Component data from apps and pages:
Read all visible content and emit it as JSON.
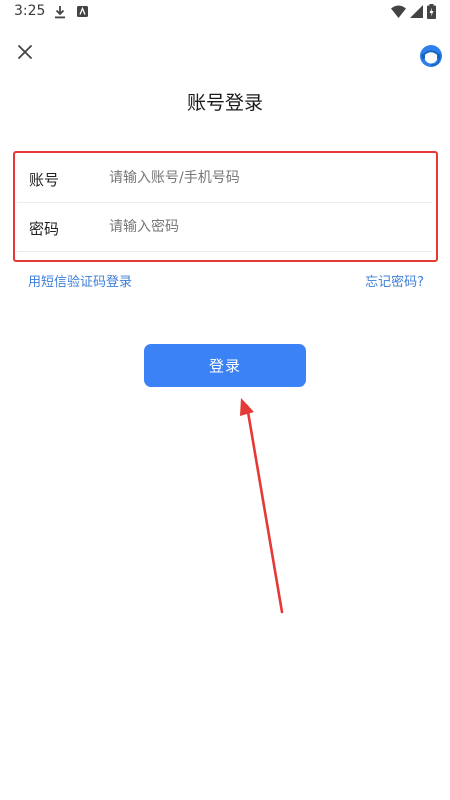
{
  "status_bar": {
    "time": "3:25",
    "icons": [
      "download-icon",
      "app-notification-icon",
      "wifi-icon",
      "signal-icon",
      "battery-charging-icon"
    ]
  },
  "header": {
    "close_icon": "close-icon",
    "support_icon": "customer-service-icon",
    "title": "账号登录"
  },
  "form": {
    "account": {
      "label": "账号",
      "value": "",
      "placeholder": "请输入账号/手机号码"
    },
    "password": {
      "label": "密码",
      "value": "",
      "placeholder": "请输入密码"
    }
  },
  "links": {
    "sms_login": "用短信验证码登录",
    "forgot_password": "忘记密码?"
  },
  "login_button": {
    "label": "登录"
  },
  "colors": {
    "accent": "#3b82f6",
    "link": "#3d7fd9",
    "annotation": "#e53935"
  }
}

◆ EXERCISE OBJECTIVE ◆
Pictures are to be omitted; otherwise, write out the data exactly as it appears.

◆ RESULT BELOW ◆
Read all visible content and emit it as JSON.
{
  "status_bar": {
    "time": "3:25",
    "icons": [
      "download-icon",
      "app-notification-icon",
      "wifi-icon",
      "signal-icon",
      "battery-charging-icon"
    ]
  },
  "header": {
    "close_icon": "close-icon",
    "support_icon": "customer-service-icon",
    "title": "账号登录"
  },
  "form": {
    "account": {
      "label": "账号",
      "value": "",
      "placeholder": "请输入账号/手机号码"
    },
    "password": {
      "label": "密码",
      "value": "",
      "placeholder": "请输入密码"
    }
  },
  "links": {
    "sms_login": "用短信验证码登录",
    "forgot_password": "忘记密码?"
  },
  "login_button": {
    "label": "登录"
  },
  "colors": {
    "accent": "#3b82f6",
    "link": "#3d7fd9",
    "annotation": "#e53935"
  }
}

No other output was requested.